US torture must stop. And if you thought Sen. John McCain’s amendment stopped it already, think again.
Last year, the Bush administration’s support for torture came out into the open. Vice President Cheney lobbied Congress to allow torture as U.S. policy, in a clash with McCain, R-Ariz., who himself was tortured as a prisoner of war in Vietnam. Despite the administration’s attempts, Congress overwhelmingly passed an amendment banning torture.
But, unfortunately, the McCain Amendment has not halted torture as U.S. policy, for two reasons.
First, President Bush has unilaterally announced he will only follow it as he sees fit. He used a disturbing “signing statement” that could nullify the ban by arguing he will only follow the law “consistent with the constitutional authority of the President” as commander in chief.
Second, the United States continues to send people abroad for torture. New CIA flight disclosures prove that even if torture is restricted on our soil, it can be outsourced.

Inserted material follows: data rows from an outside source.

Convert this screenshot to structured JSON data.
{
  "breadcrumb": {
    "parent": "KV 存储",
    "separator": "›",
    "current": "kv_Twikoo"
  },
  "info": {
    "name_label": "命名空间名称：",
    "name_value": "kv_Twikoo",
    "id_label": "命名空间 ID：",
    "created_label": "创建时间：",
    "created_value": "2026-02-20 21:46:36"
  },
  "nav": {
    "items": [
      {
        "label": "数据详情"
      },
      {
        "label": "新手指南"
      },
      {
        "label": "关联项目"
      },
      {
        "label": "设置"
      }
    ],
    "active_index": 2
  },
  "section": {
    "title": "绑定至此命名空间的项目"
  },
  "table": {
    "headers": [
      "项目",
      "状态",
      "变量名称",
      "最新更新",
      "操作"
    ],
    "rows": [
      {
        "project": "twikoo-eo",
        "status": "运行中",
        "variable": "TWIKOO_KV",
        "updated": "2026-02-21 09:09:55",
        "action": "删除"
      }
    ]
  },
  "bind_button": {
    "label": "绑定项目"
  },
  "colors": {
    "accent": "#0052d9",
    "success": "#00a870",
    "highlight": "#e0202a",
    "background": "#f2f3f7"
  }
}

A recent 25-page report from Amnesty International disclosed hundreds of flight records of front companies the CIA used to transport people to locations where torture is a common government practice.
The CIA refused to respond to the report, but the agency has previously defended similar practices under the euphemism of “extraordinary rendition.” Translated into English, that means outsourcing torture, and these shocking records show that torture has become a tool of U.S. foreign policy.
How did we reach this point — where U.S. torture is repeatedly revealed, Americans are briefly outraged, Congress deplores the conduct, but the policies continue virtually unchanged?
The Bush administration has led a multifaceted effort to justify and employ torture for the past five years. The process began in secret — with internal legal memos designed to crack the door open for new torture tactics — and then later went public with a parade of senior officials lowering the bar for acceptable conduct.
The president’s attorney, Alberto Gonzales, managed the legal process to authorize torture, arguing that the Geneva Conventions’ rules on humane treatment no longer applied.
Other officials crafted language to narrowly “redefine” torture to allow abuse, and one memo bluntly announced that torture “may be justified.”
Yet when the news broke of the Abu Ghraib torture scandal in Iraq, the Bush administration falsely assured Americans that the torture was an isolated event. The Department of Defense criticized the behavior of “a few bad apples.” And prosecutors focused on low-level officers.
After that scandal faded, allies of the administration claimed that torture might elicit information to prevent attacks — even though experts agree it is ineffective at extracting the truth. Some irresponsible opinion leaders even promoted the ridiculous hypothetical that “9/11 might have been avoided” if only people were tortured.
After McCain appeared to defeat the vice president’s effort to keep torture on the table, Bush, with his signing statement, opened the torture door again.
Now Congress must decide: Did it vote to eliminate the use of torture or not?
McCain has been quiet since the recent disclosures. This is precisely the time for Congress to pass a total ban on outsourcing torture, with a formal rejection of the president’s unconstitutional claim that he can follow these laws as he sees fit.
We cannot let the immoral and incoherent excuses for torture seep deeper into our law and policy.
It does not matter where these crimes against humanity occur, or what the perpetrators claim to have in mind when they commit them. It does not matter if we are at war, because our values do not fluctuate in response to the challenges before us.
This country was founded on the principle that the government’s actions are bound by the Constitution and the American people, not by the whims of any single administration.
Congress must forcefully remind the president of that fact, before it is too late.